### Problem
When a line in the records contains the string "this", copy that line.

(Dataset Opens)

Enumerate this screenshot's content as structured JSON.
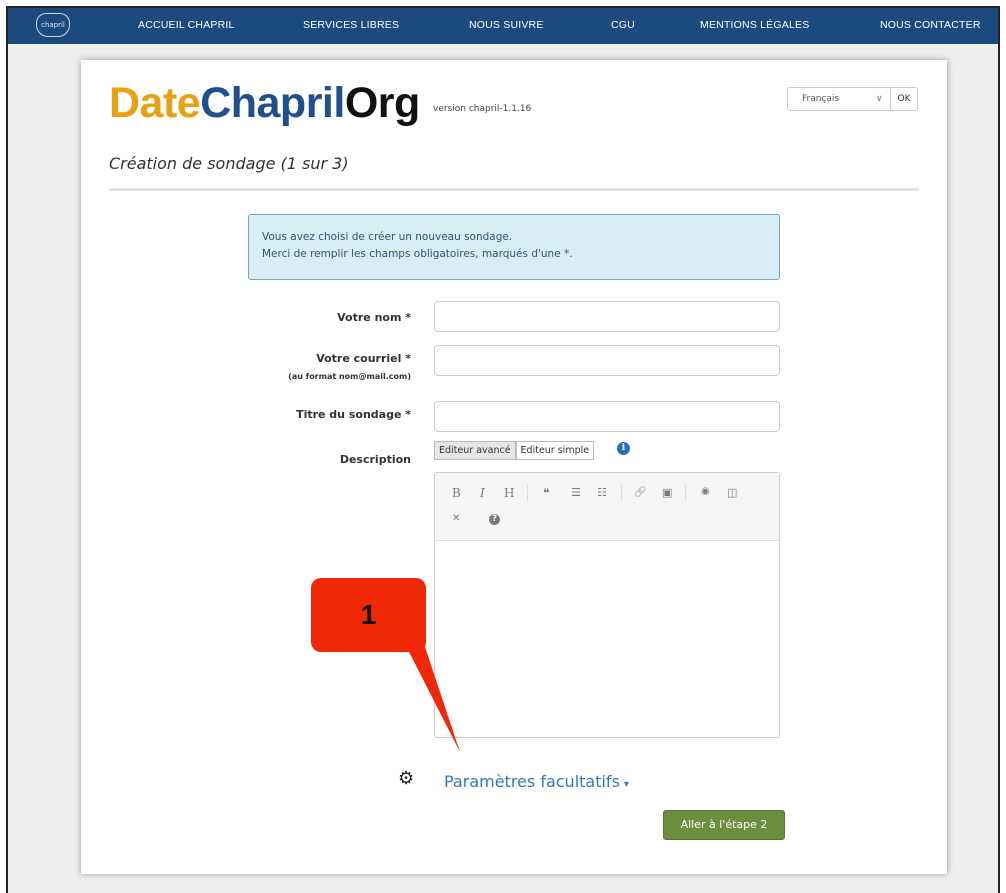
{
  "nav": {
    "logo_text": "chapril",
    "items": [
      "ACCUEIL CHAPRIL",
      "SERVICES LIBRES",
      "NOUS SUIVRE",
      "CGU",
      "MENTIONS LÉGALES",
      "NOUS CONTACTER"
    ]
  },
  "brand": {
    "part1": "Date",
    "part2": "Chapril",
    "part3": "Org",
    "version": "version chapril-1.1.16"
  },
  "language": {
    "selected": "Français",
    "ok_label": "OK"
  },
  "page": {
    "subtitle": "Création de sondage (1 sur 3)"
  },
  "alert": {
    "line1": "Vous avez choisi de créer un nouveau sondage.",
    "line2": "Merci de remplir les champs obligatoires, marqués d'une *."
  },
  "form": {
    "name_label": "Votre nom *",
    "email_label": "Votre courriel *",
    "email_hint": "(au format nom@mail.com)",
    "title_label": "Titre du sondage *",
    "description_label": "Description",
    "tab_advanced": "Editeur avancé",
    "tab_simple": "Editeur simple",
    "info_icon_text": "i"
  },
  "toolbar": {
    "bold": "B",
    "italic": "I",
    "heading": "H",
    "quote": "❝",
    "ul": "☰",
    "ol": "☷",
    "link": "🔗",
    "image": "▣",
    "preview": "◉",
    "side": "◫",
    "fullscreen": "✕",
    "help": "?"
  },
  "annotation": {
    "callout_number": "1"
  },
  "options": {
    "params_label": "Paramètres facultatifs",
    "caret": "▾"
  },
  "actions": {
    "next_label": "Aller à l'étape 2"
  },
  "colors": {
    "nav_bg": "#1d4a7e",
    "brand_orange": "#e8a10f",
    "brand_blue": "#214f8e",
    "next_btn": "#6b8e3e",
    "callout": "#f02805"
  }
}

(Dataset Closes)
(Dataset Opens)

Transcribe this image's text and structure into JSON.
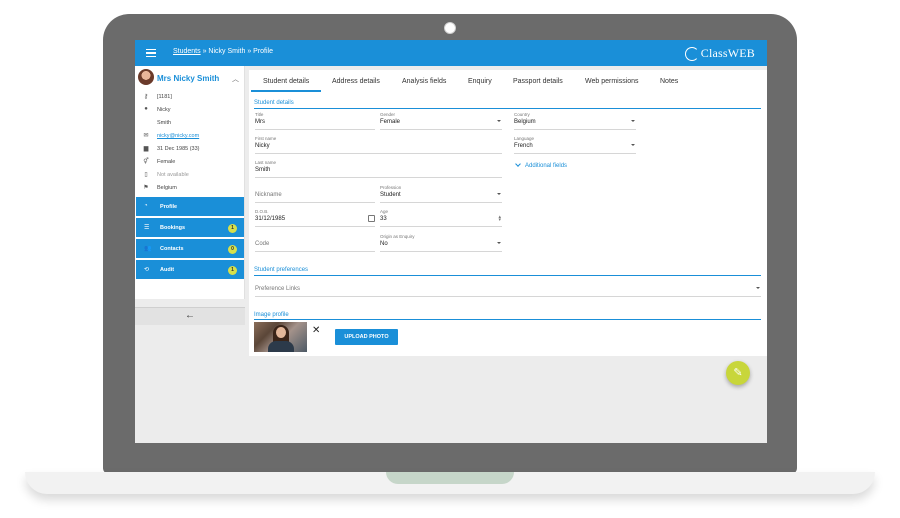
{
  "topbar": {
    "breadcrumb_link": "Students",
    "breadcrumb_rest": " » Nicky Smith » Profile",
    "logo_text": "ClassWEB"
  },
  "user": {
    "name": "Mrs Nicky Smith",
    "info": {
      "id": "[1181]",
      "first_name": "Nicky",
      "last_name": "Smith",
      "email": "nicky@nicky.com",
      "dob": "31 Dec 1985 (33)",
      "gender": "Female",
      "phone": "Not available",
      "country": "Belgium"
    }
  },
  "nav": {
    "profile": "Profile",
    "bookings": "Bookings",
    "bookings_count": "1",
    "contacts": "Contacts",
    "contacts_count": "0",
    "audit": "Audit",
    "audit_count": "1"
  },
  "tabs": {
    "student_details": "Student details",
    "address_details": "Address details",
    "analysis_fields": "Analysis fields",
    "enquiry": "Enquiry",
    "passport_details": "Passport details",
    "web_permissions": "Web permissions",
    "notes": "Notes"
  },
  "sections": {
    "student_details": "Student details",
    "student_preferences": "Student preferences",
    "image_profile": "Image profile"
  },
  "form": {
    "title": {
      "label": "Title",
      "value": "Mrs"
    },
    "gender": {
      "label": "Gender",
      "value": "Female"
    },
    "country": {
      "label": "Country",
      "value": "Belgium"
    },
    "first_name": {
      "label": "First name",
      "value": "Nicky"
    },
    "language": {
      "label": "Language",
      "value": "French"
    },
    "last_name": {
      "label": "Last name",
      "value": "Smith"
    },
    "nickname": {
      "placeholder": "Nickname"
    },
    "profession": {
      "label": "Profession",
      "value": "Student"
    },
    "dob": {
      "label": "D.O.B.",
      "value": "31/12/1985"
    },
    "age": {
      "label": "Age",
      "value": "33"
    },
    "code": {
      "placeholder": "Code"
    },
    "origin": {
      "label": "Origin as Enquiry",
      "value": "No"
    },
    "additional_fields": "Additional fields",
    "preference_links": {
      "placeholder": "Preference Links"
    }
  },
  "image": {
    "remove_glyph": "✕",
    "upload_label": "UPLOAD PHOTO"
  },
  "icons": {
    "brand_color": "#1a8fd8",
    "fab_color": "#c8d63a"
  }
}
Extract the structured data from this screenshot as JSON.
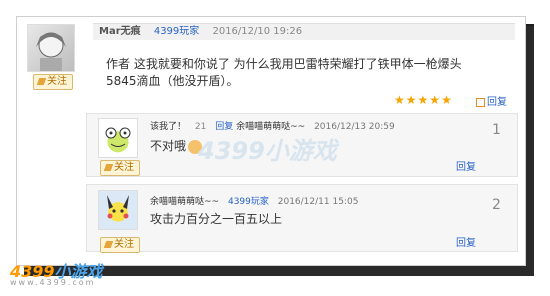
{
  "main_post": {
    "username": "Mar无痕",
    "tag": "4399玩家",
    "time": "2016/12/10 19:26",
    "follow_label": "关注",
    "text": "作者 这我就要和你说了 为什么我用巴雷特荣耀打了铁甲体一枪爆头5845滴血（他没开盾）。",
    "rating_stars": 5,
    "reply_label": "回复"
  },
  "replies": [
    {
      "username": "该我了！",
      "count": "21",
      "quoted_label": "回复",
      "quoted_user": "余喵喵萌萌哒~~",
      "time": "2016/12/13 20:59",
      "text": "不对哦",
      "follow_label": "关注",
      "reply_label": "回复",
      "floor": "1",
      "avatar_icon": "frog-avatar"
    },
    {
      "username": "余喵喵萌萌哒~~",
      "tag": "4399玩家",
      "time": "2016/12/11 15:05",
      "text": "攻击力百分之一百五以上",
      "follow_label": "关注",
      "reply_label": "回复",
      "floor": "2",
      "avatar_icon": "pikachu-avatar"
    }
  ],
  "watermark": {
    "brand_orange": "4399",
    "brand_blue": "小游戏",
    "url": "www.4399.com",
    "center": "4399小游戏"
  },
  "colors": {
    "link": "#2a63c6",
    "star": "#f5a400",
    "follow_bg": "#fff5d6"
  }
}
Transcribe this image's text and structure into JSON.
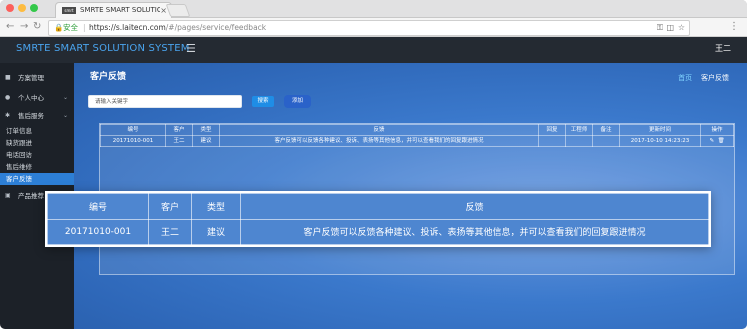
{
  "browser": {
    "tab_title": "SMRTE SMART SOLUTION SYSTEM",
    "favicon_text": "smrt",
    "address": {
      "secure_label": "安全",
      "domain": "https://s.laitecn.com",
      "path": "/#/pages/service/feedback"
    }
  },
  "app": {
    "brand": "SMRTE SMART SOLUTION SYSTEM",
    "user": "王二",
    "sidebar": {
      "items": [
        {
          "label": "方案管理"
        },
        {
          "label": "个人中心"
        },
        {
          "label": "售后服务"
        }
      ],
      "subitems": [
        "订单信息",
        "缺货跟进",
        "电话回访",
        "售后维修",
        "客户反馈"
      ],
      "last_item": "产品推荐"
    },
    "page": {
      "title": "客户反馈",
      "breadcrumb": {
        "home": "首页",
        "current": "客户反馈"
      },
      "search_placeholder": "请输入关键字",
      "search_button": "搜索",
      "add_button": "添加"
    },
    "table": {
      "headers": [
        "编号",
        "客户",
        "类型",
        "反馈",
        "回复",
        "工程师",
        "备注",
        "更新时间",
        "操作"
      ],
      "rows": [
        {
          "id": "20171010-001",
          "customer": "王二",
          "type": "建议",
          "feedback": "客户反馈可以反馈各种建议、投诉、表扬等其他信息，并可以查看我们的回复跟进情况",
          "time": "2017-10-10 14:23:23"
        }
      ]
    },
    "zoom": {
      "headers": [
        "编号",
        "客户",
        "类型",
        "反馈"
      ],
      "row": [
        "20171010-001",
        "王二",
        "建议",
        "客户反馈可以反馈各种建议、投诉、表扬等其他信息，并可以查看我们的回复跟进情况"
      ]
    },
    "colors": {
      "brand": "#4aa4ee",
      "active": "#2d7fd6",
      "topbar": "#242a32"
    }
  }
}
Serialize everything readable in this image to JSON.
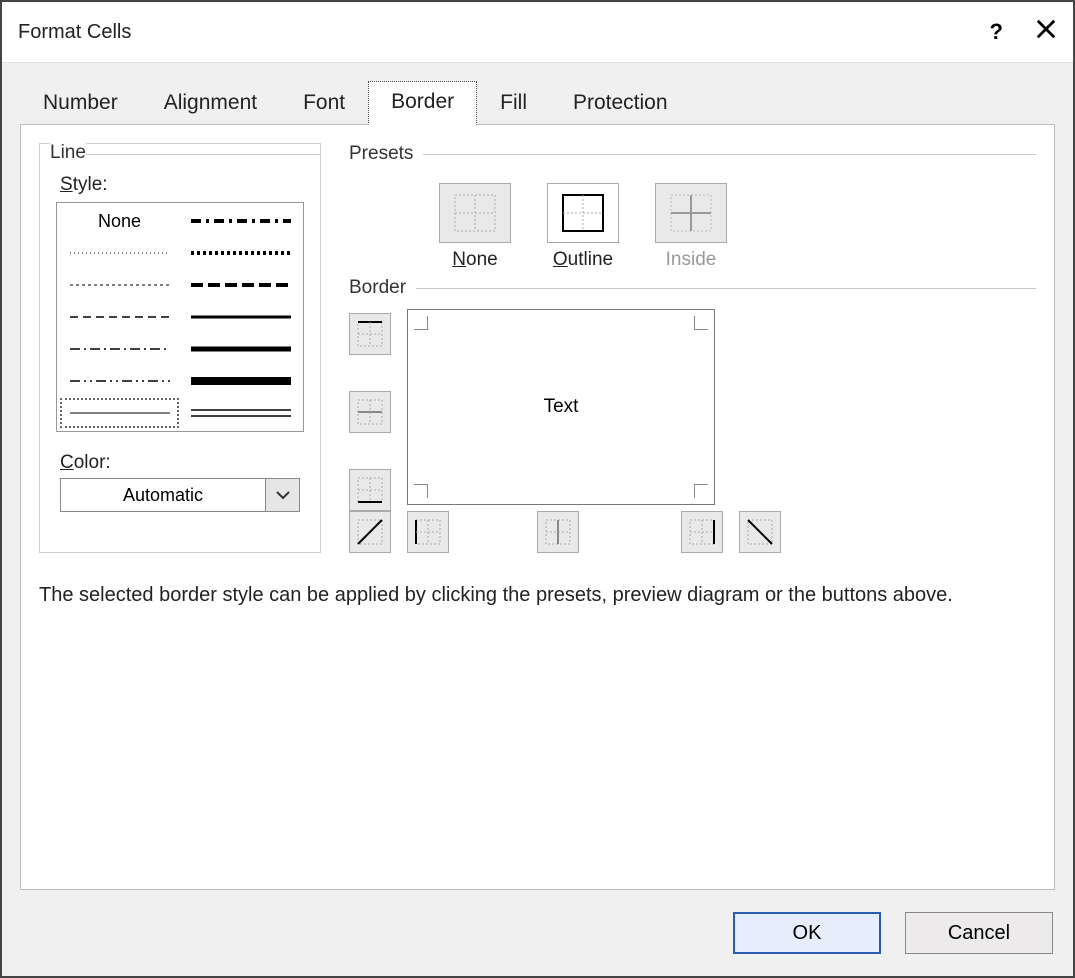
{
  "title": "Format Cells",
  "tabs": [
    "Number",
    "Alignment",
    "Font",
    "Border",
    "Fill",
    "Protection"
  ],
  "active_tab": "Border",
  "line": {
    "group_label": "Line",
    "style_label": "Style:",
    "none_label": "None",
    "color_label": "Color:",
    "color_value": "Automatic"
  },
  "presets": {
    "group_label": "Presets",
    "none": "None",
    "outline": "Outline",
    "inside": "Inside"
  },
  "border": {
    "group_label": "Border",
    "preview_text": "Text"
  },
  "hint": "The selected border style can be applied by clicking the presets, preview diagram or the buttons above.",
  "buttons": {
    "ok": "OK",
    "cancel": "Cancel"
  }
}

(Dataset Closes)

### Reply to the task
Enumerate this screenshot's content as structured JSON.
Transcribe this image's text and structure into JSON.
Extract the structured data from this screenshot as JSON.
Transcribe this image's text and structure into JSON.
Serialize everything readable in this image to JSON.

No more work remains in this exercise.